Exercise details | All entries are to be repeated exactly as shown below.

Records |
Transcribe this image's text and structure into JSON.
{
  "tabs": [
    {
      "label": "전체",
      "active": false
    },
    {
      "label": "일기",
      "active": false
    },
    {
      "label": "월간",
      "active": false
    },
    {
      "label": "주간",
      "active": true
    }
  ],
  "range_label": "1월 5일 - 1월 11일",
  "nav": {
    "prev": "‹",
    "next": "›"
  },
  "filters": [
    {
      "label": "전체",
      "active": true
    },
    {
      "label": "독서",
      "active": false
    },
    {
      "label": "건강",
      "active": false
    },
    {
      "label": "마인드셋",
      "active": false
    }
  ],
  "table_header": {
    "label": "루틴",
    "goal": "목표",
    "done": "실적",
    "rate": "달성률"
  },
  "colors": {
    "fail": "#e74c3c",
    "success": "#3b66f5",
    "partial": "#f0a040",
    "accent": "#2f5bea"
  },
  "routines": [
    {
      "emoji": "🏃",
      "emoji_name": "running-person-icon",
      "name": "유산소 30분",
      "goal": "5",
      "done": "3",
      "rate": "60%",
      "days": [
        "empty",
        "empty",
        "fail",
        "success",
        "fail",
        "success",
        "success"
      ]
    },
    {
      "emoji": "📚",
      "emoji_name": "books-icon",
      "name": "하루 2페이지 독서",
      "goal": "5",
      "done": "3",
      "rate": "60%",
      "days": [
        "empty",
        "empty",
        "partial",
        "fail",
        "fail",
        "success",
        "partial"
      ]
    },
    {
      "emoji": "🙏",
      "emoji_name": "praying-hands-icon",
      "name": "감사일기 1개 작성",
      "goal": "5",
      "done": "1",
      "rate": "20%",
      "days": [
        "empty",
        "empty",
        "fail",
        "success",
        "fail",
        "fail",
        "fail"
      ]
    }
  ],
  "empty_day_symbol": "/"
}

Task result |
Transcribe this image's text and structure into JSON.
{
  "tabs": [
    {
      "label": "전체",
      "active": false
    },
    {
      "label": "일기",
      "active": false
    },
    {
      "label": "월간",
      "active": false
    },
    {
      "label": "주간",
      "active": true
    }
  ],
  "range_label": "1월 5일 - 1월 11일",
  "nav": {
    "prev": "‹",
    "next": "›"
  },
  "filters": [
    {
      "label": "전체",
      "active": true
    },
    {
      "label": "독서",
      "active": false
    },
    {
      "label": "건강",
      "active": false
    },
    {
      "label": "마인드셋",
      "active": false
    }
  ],
  "table_header": {
    "label": "루틴",
    "goal": "목표",
    "done": "실적",
    "rate": "달성률"
  },
  "colors": {
    "fail": "#e74c3c",
    "success": "#3b66f5",
    "partial": "#f0a040",
    "accent": "#2f5bea"
  },
  "routines": [
    {
      "emoji": "🏃",
      "emoji_name": "running-person-icon",
      "name": "유산소 30분",
      "goal": "5",
      "done": "3",
      "rate": "60%",
      "days": [
        "empty",
        "empty",
        "fail",
        "success",
        "fail",
        "success",
        "success"
      ]
    },
    {
      "emoji": "📚",
      "emoji_name": "books-icon",
      "name": "하루 2페이지 독서",
      "goal": "5",
      "done": "3",
      "rate": "60%",
      "days": [
        "empty",
        "empty",
        "partial",
        "fail",
        "fail",
        "success",
        "partial"
      ]
    },
    {
      "emoji": "🙏",
      "emoji_name": "praying-hands-icon",
      "name": "감사일기 1개 작성",
      "goal": "5",
      "done": "1",
      "rate": "20%",
      "days": [
        "empty",
        "empty",
        "fail",
        "success",
        "fail",
        "fail",
        "fail"
      ]
    }
  ],
  "empty_day_symbol": "/"
}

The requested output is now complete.